So, once your application is sorted, it will be distributed to a regional admissions officer (or admissions officers) for review. This means that your application will be evaluated against other applications from school and your region. So, if you are applying from Southern California, you will not be competing against applicants from Brazil or even Northern California. You will be competing against the people who are most like you — your peers. When the admissions readers sit down and look at the applications, they analyze a number of factors: GPA, test scores, activities and honors, the personal statement for college, supplemental essays, letters of recommendation, course load, and yes, high school class rank. If your school does not have a class ranking system, the admissions officer will look at other factors that demonstrate academic ability.
How you perform within the context of your school is crucial. Ranking at the top of your class explicitly shows admissions officers that you are among the top academic performers in your class. For example, if five students from the same high school are all applying to Columbia ED, class rankings make it easy for the one admissions officer assigned to reading all five of these applications to tell which student is the strongest.
But even if your school doesn’t have class rankings, admissions officers will analyze your application components to create their own ranking system. They will be looking at how rigorous your curriculum is in comparison to your classmates, how your GPA compares, and whether or not you took advantage of the resources at your disposal.
High School Class Rank at Top Colleges
High school class rank absolutely matters if you’re vying for a top-ranked college. Let’s take a look at the admissions profiles at a couple of the top schools in the United States.
- At Yale, 92% of the Class of 2023 ranked in the top 10%.
- At Columbia, 95% of students admitted to the Class of 2023 were in the top 10% of their class.
- At Cornell, 83.4% of the students admitted to Class of 2023 ranked in the top 10% of their class while 95.5% were within the top 25%
Of course, high school class rank is not the only determining factor in college admissions decisions. But it is definitely a factor.

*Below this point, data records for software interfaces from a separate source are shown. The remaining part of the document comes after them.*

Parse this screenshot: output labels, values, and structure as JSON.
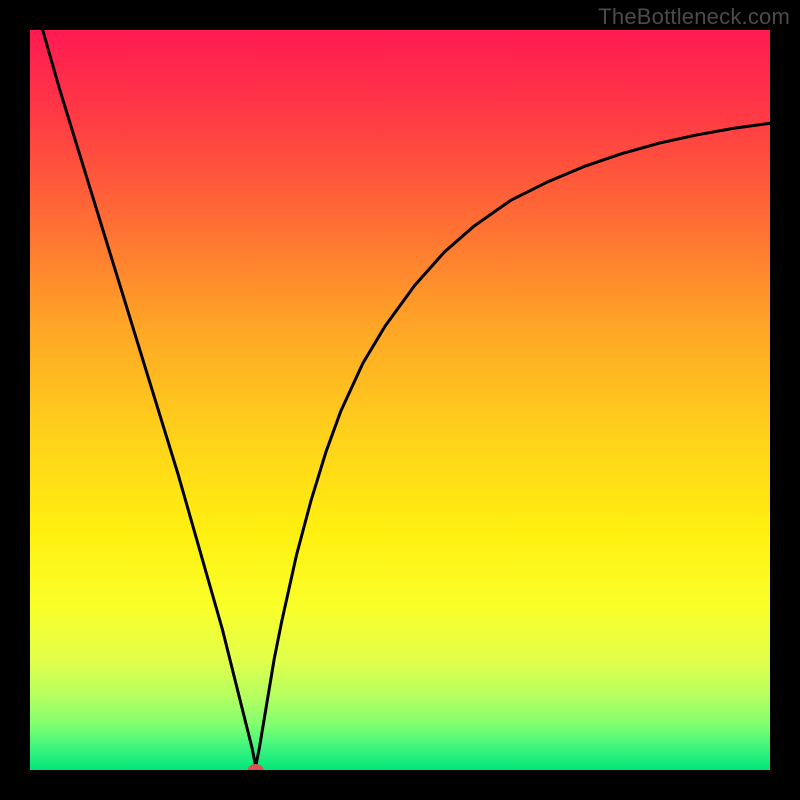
{
  "watermark": "TheBottleneck.com",
  "chart_data": {
    "type": "line",
    "title": "",
    "xlabel": "",
    "ylabel": "",
    "xlim": [
      0,
      100
    ],
    "ylim": [
      0,
      100
    ],
    "minimum_marker": {
      "x": 30.5,
      "y": 0
    },
    "series": [
      {
        "name": "curve",
        "x": [
          0,
          2,
          4,
          6,
          8,
          10,
          12,
          14,
          16,
          18,
          20,
          22,
          24,
          26,
          28,
          29,
          30,
          30.5,
          31,
          32,
          33,
          34,
          36,
          38,
          40,
          42,
          45,
          48,
          52,
          56,
          60,
          65,
          70,
          75,
          80,
          85,
          90,
          95,
          100
        ],
        "y": [
          106,
          99,
          92,
          85.5,
          79,
          72.5,
          66,
          59.5,
          53,
          46.5,
          40,
          33,
          26,
          19,
          11,
          7,
          3,
          0.5,
          3,
          9,
          15,
          20,
          29,
          36.5,
          43,
          48.5,
          55,
          60,
          65.5,
          70,
          73.5,
          77,
          79.5,
          81.6,
          83.3,
          84.7,
          85.8,
          86.7,
          87.4
        ]
      }
    ],
    "gradient_stops": [
      {
        "offset": 0.0,
        "color": "#ff1a52"
      },
      {
        "offset": 0.12,
        "color": "#ff3b44"
      },
      {
        "offset": 0.25,
        "color": "#ff6a35"
      },
      {
        "offset": 0.4,
        "color": "#ffa526"
      },
      {
        "offset": 0.55,
        "color": "#ffd21a"
      },
      {
        "offset": 0.68,
        "color": "#fff010"
      },
      {
        "offset": 0.78,
        "color": "#faff2a"
      },
      {
        "offset": 0.85,
        "color": "#e2ff4a"
      },
      {
        "offset": 0.9,
        "color": "#b6ff60"
      },
      {
        "offset": 0.94,
        "color": "#7fff70"
      },
      {
        "offset": 0.97,
        "color": "#3cf57e"
      },
      {
        "offset": 1.0,
        "color": "#00e67a"
      }
    ],
    "marker_color": "#d9534f",
    "curve_color": "#000000"
  }
}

Schools, especially at the highest level, are looking for the most talented, intellectually curious, and strong performing students.

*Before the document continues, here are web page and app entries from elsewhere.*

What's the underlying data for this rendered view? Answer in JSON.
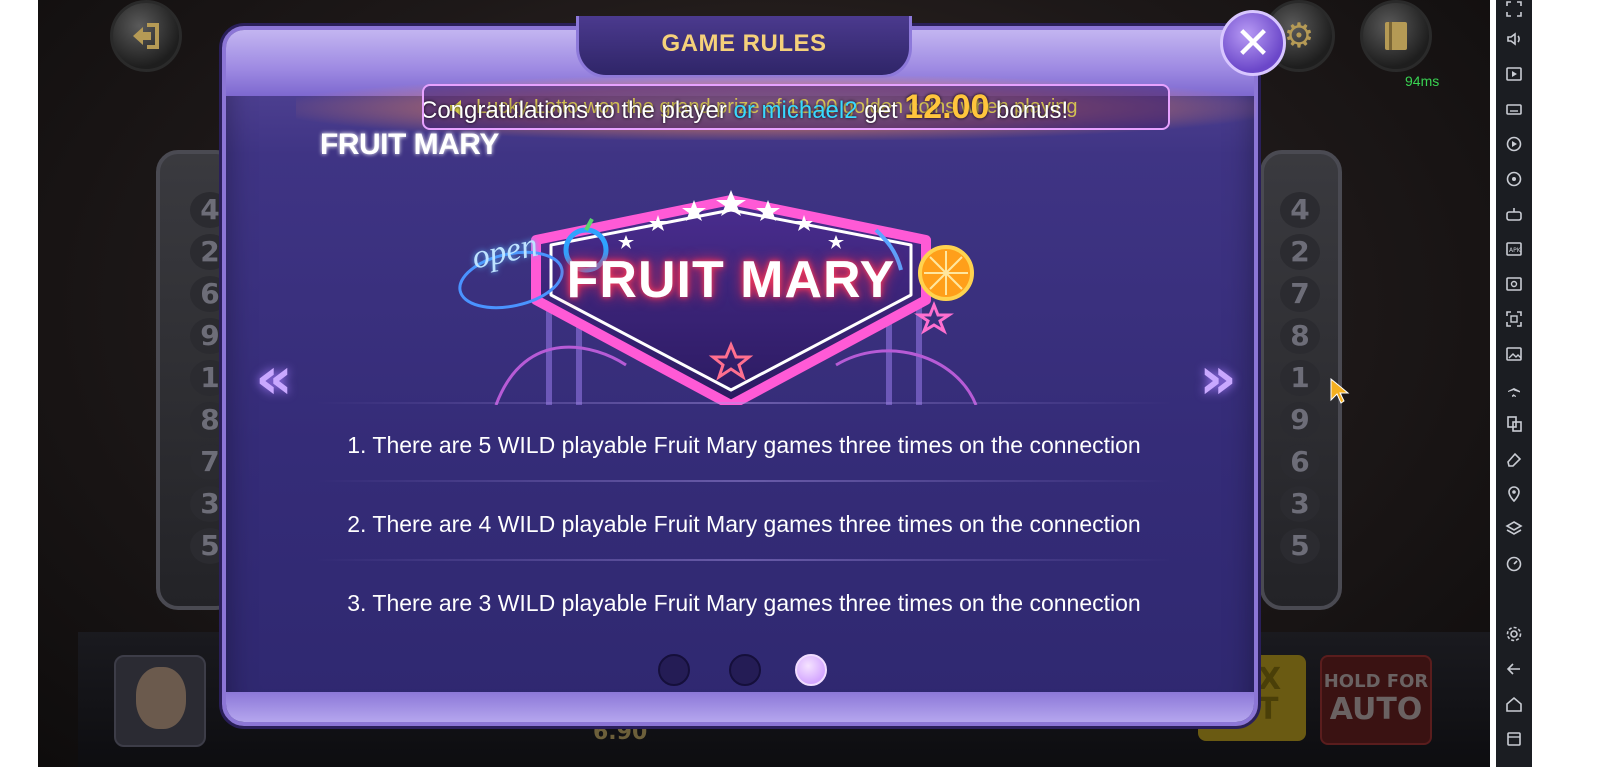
{
  "modal": {
    "title": "GAME RULES",
    "ticker": {
      "back_text": "Lucky Lotto won the grand prize of 12.00 golden coins when playing",
      "prefix": "Congratulations to the player ",
      "user": "or michael2",
      "mid": " get ",
      "amount": "12.00",
      "suffix": " bonus!"
    },
    "game_name": "FRUIT MARY",
    "sign": {
      "main_text": "FRUIT MARY",
      "open_text": "open"
    },
    "rules": [
      "1. There are 5 WILD playable Fruit Mary games three times on the connection",
      "2. There are 4 WILD playable Fruit Mary games three times on the connection",
      "3. There are 3 WILD playable Fruit Mary games three times on the connection"
    ],
    "pagination": {
      "total": 3,
      "active": 3
    },
    "prev_icon": "double-chevron-left-icon",
    "next_icon": "double-chevron-right-icon",
    "close_icon": "close-icon"
  },
  "background": {
    "ping": "94ms",
    "left_reel": [
      "4",
      "2",
      "6",
      "9",
      "1",
      "8",
      "7",
      "3",
      "5"
    ],
    "right_reel": [
      "4",
      "2",
      "7",
      "8",
      "1",
      "9",
      "6",
      "3",
      "5"
    ],
    "bottom_value": "6.90",
    "maxbet_label": "X\nT",
    "auto_button": {
      "line1": "HOLD FOR",
      "line2": "AUTO"
    }
  },
  "colors": {
    "title": "#f5d17a",
    "ticker_user": "#39d8ff",
    "ticker_amount": "#ffc53d",
    "modal_bg": "#3f3484",
    "ping": "#39d352"
  }
}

Where Does High School Class Rank Directly Matter?
- Automatic Admit Programs: Many schools offer admissions advantages to students with impressive high school class ranks. At UT Austin for example, Texas students who graduate in the top 6% of their high school class earn automatic admission to the school. Similarly in the case of University of California schools, if you're in the top 9% of California high school graduates and aren't admitted to any of the UC campuses you apply to, you'll be offered a spot at another campus if space is available.
- Scholarships: there are many scholarships available for high achieving students—both for test scores and GPAs. Some of these scholarships require that students achieve or maintain a certain high school class rank.

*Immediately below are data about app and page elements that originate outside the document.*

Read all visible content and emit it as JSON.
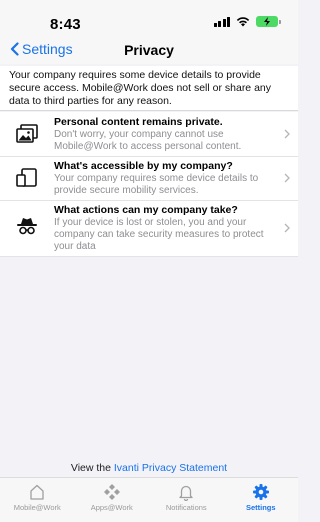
{
  "status_bar": {
    "time": "8:43"
  },
  "nav": {
    "back_label": "Settings",
    "title": "Privacy"
  },
  "intro_text": "Your company requires some device details to provide secure access. Mobile@Work does not sell or share any data to third parties for any reason.",
  "rows": [
    {
      "icon": "photos-icon",
      "title": "Personal content remains private.",
      "desc": "Don't worry, your company cannot use Mobile@Work to access personal content."
    },
    {
      "icon": "devices-icon",
      "title": "What's accessible by my company?",
      "desc": "Your company requires some device details to provide secure mobility services."
    },
    {
      "icon": "incognito-icon",
      "title": "What actions can my company take?",
      "desc": "If your device is lost or stolen, you and your company can take security measures to protect your data"
    }
  ],
  "footer": {
    "prefix": "View the ",
    "link": "Ivanti Privacy Statement"
  },
  "tabs": [
    {
      "label": "Mobile@Work",
      "icon": "home-icon",
      "active": false
    },
    {
      "label": "Apps@Work",
      "icon": "apps-icon",
      "active": false
    },
    {
      "label": "Notifications",
      "icon": "bell-icon",
      "active": false
    },
    {
      "label": "Settings",
      "icon": "gear-icon",
      "active": true
    }
  ],
  "colors": {
    "accent": "#1a73e8",
    "battery": "#4cd964"
  }
}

In conclusion, admissions officers will look at the student’s entire persona, achievements, and contributions in the context of what is possible and available in their community or school. There is no formula or number that will guarantee admission (except in Texas!). But challenging yourself within the context of your school, and excelling, is important If you have a strong high school rank, you have a better chance of getting into top ranked colleges. Good luck!